Our land lord is willing to take payments on the past due rent.  With the $800, this is totally doable (though it will be tight, especially on 1 April since I won’t have had a chance to save up a whole month’s worth of paychecks yet.)  Without the $800 it enters the realm of fantasy.  But, said landlord apparently “likes us” and is willing to let us move into a more affordable property if we show them we can pay for it.  (Worst case scenario.  I SO do not want to hall all that crap down from the attic that I just finally moved up there.  But in the case of back-breaking labor vs living in a cardboard box with an eviction on our records?  Back-breaking labor wins hands down.)

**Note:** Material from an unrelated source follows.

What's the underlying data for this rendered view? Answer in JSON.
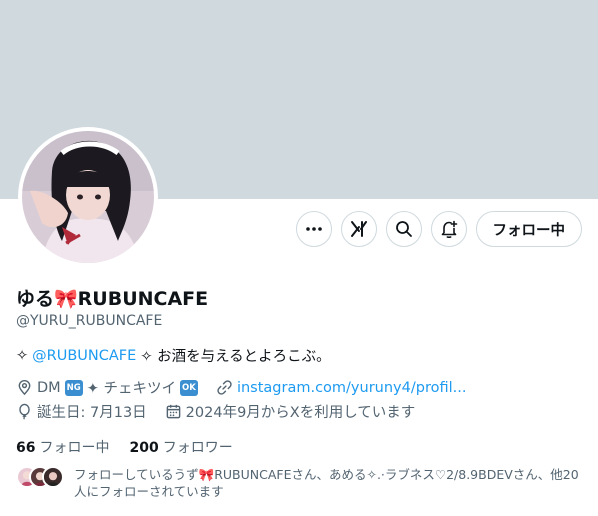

I took these photos on 6 March 2010 at the cer...

(Photo credit: Wikipedia)

In other news, I’ve spent the last ten days excitedly following the Iditarod.  I hadn’t thought about it much since our honeymoon (where we visited Anchorage and saw the ceremonial start) – so much has happened in the intervening year.

But when I realized it was the first Saturday in March again, I found myself getting all obsessive.  They even have a Fantasy Iditarod League.  (Like Fantasy Football, only with dogs.)  My team is currently ranked about 235 out of 400+.  But I’m very proud of the fact that one of “my” mushers it in the running for Red Lantern.

Apparently I am capable of getting caught up in a sport – it just needs to involve puppies.

Aliy Zirkle's dog team is primed and ready to go

Aliy Zirkle’s dog team is primed and ready to go (Photo credit: Alaskan Dude)

Also,  I have to confess to spending the bulk of the morning joking that the new Pope named himself after my husband.  Or worse.  (“I didn’t even know you were Catholic dear.  Do I have to kiss your ring now?”)  Personally, I was still pulling for “George Ringo II” (since the most recent Pope didn’t do justice to the name.)  But Francis I is all kinds of awesome.  At least at our house.


(3/22/13 – Edited to add:  I feel the need to clarify, the NAME “Francis I” is all kinds of awesome.  The Pope?  I was hopeful since he is a Jesuit.  And I really admire his stance on the poor.  However, his recent comments regarding homosexuality are disgusting.  In other words – I’m not optimistic.)